A new study says the world’s tropical coastal forests store more planet-warming carbon dioxide than almost any other ecosystem.
But rapid loss of these forests – known as mangroves – is releasing substantial and previously unrecognized quantities of greenhouse gases into the atmosphere.
Mangroves provide rich breeding grounds for fish, and they help buffer coastal areas from storm surges. But their role in trapping climate-warming carbon dioxide has not been studied much.
A new study in the journal “Nature Geoscience” provides a first look.

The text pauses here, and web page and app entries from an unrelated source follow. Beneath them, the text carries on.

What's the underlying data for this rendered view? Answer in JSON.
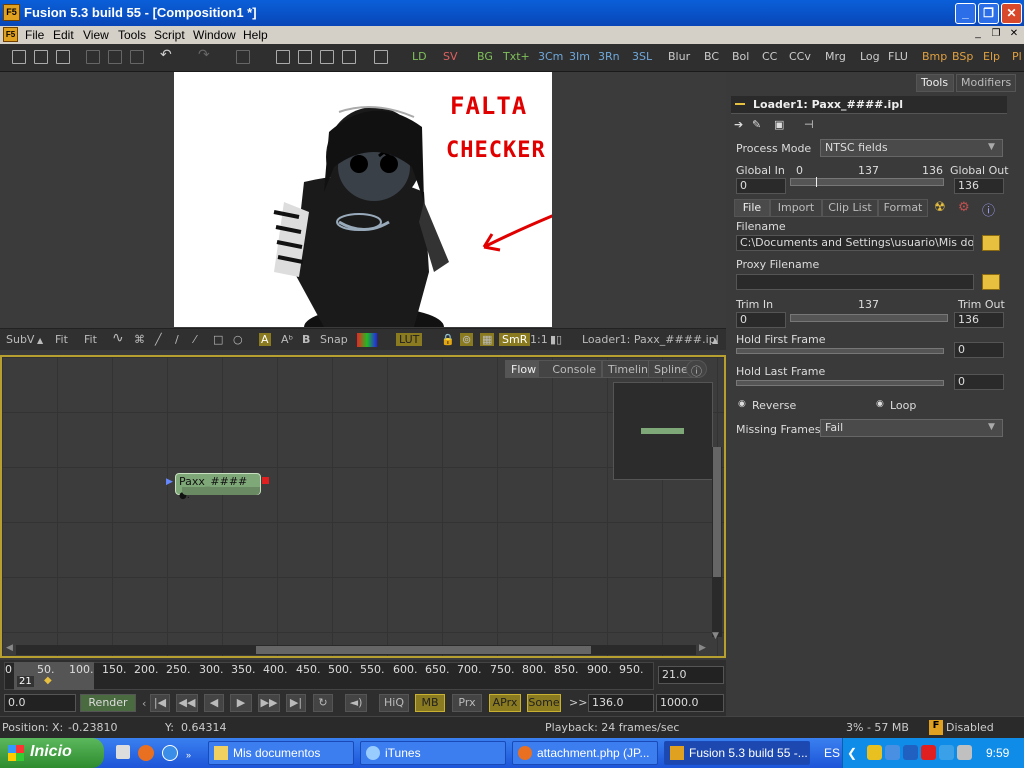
{
  "window": {
    "title": "Fusion 5.3 build 55 - [Composition1 *]",
    "app_icon": "F5"
  },
  "menu": [
    "File",
    "Edit",
    "View",
    "Tools",
    "Script",
    "Window",
    "Help"
  ],
  "toolbar": {
    "tools": [
      "LD",
      "SV",
      "BG",
      "Txt+",
      "3Cm",
      "3Im",
      "3Rn",
      "3SL",
      "Blur",
      "BC",
      "Bol",
      "CC",
      "CCv",
      "Mrg",
      "Log",
      "FLU",
      "Bmp",
      "BSp",
      "Elp",
      "Pl"
    ]
  },
  "viewer": {
    "annotation_line1": "FALTA",
    "annotation_line2": "CHECKER"
  },
  "viewbar": {
    "subv": "SubV",
    "fit1": "Fit",
    "fit2": "Fit",
    "snap": "Snap",
    "lut": "LUT",
    "smr": "SmR",
    "ratio": "1:1",
    "loader": "Loader1: Paxx_####.ipl"
  },
  "flow": {
    "tabs": [
      "Flow",
      "Console",
      "Timeline",
      "Spline"
    ],
    "node_label": "Paxx_####"
  },
  "timeline": {
    "ticks": [
      "0",
      "50.",
      "100.",
      "150.",
      "200.",
      "250.",
      "300.",
      "350.",
      "400.",
      "450.",
      "500.",
      "550.",
      "600.",
      "650.",
      "700.",
      "750.",
      "800.",
      "850.",
      "900.",
      "950."
    ],
    "current_marker": "21",
    "current_value": "21.0"
  },
  "transport": {
    "start": "0.0",
    "render": "Render",
    "hiq": "HiQ",
    "mb": "MB",
    "prx": "Prx",
    "aprx": "APrx",
    "some": "Some",
    "arrows": ">>",
    "end_render": "136.0",
    "end_global": "1000.0"
  },
  "panel": {
    "tabs": [
      "Tools",
      "Modifiers"
    ],
    "header": "Loader1: Paxx_####.ipl",
    "process_mode_label": "Process Mode",
    "process_mode_value": "NTSC fields",
    "global_in_label": "Global In",
    "global_out_label": "Global Out",
    "global_slider_min": "0",
    "global_slider_mid": "137",
    "global_slider_max": "136",
    "global_in_value": "0",
    "global_out_value": "136",
    "subtabs": [
      "File",
      "Import",
      "Clip List",
      "Format"
    ],
    "filename_label": "Filename",
    "filename_value": "C:\\Documents and Settings\\usuario\\Mis docume",
    "proxy_label": "Proxy Filename",
    "proxy_value": "",
    "trim_in_label": "Trim In",
    "trim_mid": "137",
    "trim_out_label": "Trim Out",
    "trim_in_value": "0",
    "trim_out_value": "136",
    "hold_first_label": "Hold First Frame",
    "hold_first_value": "0",
    "hold_last_label": "Hold Last Frame",
    "hold_last_value": "0",
    "reverse_label": "Reverse",
    "loop_label": "Loop",
    "missing_label": "Missing Frames",
    "missing_value": "Fail"
  },
  "status": {
    "position_label": "Position:",
    "x_label": "X:",
    "x_value": "-0.23810",
    "y_label": "Y:",
    "y_value": "0.64314",
    "playback": "Playback: 24 frames/sec",
    "memory": "3% - 57 MB",
    "disabled": "Disabled"
  },
  "taskbar": {
    "start": "Inicio",
    "tasks": [
      "Mis documentos",
      "iTunes",
      "attachment.php (JP...",
      "Fusion 5.3 build 55 -..."
    ],
    "lang": "ES",
    "clock": "9:59"
  }
}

Daniel Donato with the Forest Service of the U.S. Department of Agriculture and his colleagues surveyed tree mass, dead wood, and soil carbon in 25 mangrove ecosystems around the tropical Indian and Pacific Oceans.